ØV: A lot of them are self-reflective themes. I mean, I haven’t really written a love song. I wanted it to start out as not really a love song, but a lust song in the chorus. But I wrote that a year ago, then before the song came out, I wrote the verses and it’s kind of like an anthesis of that. The chorus is very “this is why I’m into you and why I want you,” but the verses are like “I’m not a shitty person, but I’ll bring you down. Stay away.” A lot of it is very cathartic for me, in terms of putting out my biggest fears, and negative things people have said about me, negative things I’ve said about myself, and kind of cleansing myself.

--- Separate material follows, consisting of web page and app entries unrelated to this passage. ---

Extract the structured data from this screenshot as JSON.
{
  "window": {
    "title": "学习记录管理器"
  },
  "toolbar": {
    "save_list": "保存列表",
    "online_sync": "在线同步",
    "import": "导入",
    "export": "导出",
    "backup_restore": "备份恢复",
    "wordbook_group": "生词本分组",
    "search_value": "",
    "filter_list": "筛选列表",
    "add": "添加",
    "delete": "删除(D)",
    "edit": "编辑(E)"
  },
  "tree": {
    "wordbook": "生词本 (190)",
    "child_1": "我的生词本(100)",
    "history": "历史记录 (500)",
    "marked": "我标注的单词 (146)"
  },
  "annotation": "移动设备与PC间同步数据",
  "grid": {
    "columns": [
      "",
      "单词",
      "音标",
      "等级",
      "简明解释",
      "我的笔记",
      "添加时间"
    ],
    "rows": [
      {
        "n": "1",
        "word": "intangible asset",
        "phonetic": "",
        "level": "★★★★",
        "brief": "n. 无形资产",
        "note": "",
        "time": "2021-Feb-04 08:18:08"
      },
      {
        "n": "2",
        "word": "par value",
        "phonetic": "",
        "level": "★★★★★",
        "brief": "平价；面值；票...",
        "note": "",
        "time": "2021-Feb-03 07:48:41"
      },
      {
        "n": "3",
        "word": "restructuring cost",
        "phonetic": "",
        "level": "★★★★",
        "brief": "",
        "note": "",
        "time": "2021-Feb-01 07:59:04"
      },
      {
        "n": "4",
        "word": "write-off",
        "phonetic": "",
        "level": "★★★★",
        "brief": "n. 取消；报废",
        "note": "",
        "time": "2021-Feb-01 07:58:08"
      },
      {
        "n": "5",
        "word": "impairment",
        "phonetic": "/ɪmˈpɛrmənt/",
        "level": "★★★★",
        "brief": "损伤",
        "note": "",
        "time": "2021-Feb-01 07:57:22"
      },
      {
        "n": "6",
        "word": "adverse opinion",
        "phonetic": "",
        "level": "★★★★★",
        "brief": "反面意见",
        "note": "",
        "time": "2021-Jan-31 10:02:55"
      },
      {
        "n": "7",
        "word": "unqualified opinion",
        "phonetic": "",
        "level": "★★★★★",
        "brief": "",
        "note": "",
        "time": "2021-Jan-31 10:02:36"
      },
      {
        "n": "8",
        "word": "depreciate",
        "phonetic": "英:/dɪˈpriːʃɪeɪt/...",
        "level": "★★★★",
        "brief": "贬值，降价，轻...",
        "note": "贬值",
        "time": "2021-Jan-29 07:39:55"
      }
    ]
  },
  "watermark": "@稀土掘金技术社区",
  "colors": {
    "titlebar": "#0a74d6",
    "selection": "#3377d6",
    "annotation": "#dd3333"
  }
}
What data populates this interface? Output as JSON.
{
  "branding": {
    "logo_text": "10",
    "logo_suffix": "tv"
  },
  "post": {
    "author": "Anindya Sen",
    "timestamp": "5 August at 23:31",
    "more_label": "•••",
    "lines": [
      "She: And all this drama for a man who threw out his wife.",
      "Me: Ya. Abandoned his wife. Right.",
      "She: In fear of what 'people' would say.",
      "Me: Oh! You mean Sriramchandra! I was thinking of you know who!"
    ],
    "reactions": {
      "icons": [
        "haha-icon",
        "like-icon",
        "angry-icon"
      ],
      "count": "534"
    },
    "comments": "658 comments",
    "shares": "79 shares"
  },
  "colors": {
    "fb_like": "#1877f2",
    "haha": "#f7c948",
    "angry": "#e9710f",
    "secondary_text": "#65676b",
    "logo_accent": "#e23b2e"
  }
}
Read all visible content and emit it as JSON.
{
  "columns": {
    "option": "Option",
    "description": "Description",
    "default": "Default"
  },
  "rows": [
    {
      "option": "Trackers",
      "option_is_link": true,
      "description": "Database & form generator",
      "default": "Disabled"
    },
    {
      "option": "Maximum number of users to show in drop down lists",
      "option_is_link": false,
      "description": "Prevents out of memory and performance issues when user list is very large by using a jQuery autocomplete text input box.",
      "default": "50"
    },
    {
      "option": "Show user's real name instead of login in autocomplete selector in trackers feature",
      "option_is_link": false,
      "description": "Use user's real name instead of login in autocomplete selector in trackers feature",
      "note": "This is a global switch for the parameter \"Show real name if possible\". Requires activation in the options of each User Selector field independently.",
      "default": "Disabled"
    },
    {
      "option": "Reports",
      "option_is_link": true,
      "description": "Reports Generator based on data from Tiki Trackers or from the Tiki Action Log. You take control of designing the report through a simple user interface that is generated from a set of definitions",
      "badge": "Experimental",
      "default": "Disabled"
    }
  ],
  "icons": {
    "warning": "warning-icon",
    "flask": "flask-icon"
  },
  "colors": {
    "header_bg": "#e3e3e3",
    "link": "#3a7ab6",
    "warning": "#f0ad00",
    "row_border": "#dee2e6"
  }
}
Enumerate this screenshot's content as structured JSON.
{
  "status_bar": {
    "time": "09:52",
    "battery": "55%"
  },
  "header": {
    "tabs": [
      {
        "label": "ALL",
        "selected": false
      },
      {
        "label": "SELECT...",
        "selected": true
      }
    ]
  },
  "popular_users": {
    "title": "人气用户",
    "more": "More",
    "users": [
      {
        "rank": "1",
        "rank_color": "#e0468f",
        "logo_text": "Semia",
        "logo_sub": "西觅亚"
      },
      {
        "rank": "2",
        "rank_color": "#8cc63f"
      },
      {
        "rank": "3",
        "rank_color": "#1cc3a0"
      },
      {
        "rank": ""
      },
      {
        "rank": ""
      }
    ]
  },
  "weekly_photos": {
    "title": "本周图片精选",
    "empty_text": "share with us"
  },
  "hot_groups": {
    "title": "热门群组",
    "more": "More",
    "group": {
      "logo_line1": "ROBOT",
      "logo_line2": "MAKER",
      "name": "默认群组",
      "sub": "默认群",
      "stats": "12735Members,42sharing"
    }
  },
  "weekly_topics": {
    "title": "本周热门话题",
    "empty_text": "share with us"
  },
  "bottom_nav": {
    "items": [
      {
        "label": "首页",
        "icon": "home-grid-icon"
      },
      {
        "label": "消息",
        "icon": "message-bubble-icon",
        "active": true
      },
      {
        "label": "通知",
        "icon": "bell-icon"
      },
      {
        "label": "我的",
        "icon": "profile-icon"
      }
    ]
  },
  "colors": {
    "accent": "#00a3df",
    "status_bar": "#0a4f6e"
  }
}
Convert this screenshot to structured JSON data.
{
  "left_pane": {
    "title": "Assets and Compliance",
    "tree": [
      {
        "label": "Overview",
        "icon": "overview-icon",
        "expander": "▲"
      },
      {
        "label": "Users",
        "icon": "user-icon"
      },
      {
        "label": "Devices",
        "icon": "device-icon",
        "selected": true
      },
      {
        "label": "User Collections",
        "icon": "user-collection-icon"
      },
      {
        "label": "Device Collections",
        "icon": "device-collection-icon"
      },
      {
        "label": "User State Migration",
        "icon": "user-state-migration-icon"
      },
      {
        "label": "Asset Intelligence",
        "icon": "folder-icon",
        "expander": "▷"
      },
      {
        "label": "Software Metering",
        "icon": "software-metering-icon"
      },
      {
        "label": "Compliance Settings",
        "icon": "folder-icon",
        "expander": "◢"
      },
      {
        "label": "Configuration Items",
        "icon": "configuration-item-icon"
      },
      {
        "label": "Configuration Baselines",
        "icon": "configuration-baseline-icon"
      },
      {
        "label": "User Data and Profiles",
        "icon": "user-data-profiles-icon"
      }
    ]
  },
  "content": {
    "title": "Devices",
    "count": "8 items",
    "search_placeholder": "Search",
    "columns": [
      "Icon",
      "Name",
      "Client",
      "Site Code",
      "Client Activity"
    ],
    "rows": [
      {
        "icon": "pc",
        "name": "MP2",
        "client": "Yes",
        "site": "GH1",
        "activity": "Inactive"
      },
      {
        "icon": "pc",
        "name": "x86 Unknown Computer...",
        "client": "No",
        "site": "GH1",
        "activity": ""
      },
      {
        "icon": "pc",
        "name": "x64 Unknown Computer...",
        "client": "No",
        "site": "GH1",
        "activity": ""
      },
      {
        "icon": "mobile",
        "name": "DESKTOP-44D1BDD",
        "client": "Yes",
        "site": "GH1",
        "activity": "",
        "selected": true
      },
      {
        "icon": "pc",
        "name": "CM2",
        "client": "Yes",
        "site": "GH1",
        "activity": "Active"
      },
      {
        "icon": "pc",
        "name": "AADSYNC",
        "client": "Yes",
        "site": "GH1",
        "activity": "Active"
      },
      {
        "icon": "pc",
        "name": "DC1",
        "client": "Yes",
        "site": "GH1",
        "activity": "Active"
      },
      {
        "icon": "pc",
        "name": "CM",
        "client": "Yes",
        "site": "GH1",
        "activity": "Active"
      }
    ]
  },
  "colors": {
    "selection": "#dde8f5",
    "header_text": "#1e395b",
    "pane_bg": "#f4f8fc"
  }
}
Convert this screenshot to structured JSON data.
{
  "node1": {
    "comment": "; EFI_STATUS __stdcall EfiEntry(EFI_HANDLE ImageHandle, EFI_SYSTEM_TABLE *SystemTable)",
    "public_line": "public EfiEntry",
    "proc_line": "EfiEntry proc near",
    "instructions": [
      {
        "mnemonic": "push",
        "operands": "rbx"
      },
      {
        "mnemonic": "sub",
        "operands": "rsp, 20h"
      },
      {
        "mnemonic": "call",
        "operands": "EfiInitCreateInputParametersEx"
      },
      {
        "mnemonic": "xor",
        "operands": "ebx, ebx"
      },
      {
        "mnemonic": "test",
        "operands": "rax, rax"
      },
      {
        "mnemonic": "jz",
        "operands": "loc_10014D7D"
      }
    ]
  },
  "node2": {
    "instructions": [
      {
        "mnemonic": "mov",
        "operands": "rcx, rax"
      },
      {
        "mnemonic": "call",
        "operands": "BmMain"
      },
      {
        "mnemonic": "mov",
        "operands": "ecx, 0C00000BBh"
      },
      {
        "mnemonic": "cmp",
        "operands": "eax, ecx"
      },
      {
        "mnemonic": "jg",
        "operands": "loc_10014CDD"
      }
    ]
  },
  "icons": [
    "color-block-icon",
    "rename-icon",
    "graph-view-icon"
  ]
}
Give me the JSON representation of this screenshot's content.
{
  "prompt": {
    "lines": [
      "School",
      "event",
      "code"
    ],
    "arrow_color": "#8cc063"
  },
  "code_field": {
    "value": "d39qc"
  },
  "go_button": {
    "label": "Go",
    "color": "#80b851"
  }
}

That’s kind of the closest I’ve come to a love song. On the EP, there’s a song about my grandfather, my uncle, a ruined relationship, self-reflection, and prison riots. They’re all very self-reflective, whereas the stuff I’ve been writing now are a little more like okay, I can move on from that, and talk about specific events and things. I was in kind of a bad place, so a lot of the songs are very sad and a little self-deprecating and the EP’s called Freak, so it’s like all about myself.

EUPH: Any insight on when the next EP will be out?
ØV: I have a lot of songs ready, but this whole concept thing I’ve been thinking about on this tour would require me to go back and redo those same songs in a different way, production-wise. I would like to have something out by summer, like June/July. Whether it’s the whole thing, or it’s one song I don’t know, but whatever the next piece of content is, it’ll be out by then.

EUPH: What are some of your tour essentials?
ØV: When it’s cold during winter and post-winter, and what I forgot — gloves. In a park in Chicago, I didn’t have gloves, and I couldn’t feel my hands. I reached into my pocket and couldn’t feel the contents of my pocket. So gloves, for sure. Something to keep you entertained, definitely. I go through phases of hobbies. For a while I was reading on my Kindle on NBHD tours, or playing GameBoy games, then I was watching Netflix, then movies. This tour, we’ve been so busy that I don’t really have that much of a hobby. We have a video game system, so something to just take your mind off everything. I bring lots of underwear and socks. A shirt you can rewear, you can get away with it. But socks and underwear you need. I haven’t done laundry yet, and I still have fresh socks and underwear.

ØV: In DC, this girl gave me these pictures she’s drawn of me and they’re so good! One’s pen, one’s pencil, and one’s watercolor. She gave them to me and I was like, “are you sure? You spent a lot of time on this and this is your work!” She was like, “yeah,” and I’m honestly going to put them in a frame. That’s so far out of my skill set, I was so happy about that. Her name’s Cam. 

I learned a lot about how it works going DIY, traveling, routing and my stage performance. I have working the crowd down, it took me a couple shows to get it right, but I’ve learned how to engage the crowd.

ØV: Chicago, DC, or Dallas. For different reasons, so I’m gonna put all three.

ØV: Nothing booked yet. I’d like to, but nothing’s booked.

ØV: I would absolutely love to! The thing is, I don’t have a booking agent, I’m completely DIY, I don’t have a manager or anything. Right now, this tour happened because I know Ashley and stuff. That’s what I’m gonna do when I get home, getting all the business things in line so I can do those things. Hopefully soon.

ØV: Julian was saying when I met The Mosers today, to be like a complete asshole, and then be like “April Fools,” but I’m so bad at that. So I went up to them and went, “hey guys, what the fuck man?” They turned around like, “hey man!” and I immediately went, “…Hey, I’m Bryan. Sorry, I was trying to April Fools you.” The minute I saw them confused, I was like, “sorry!” Otherwise, nobody’s really played any pranks.

ØV: Probably “Lucy” because I get this crowd participation thing going, where I have people sing the second verse. I have a competition of which city is the loudest. Even though it’s in my lower register, and not the most challenging song to perform, it’s almost the most rewarding. It’s crazy hearing, like in Chicago, 1,200 people singing it back to me.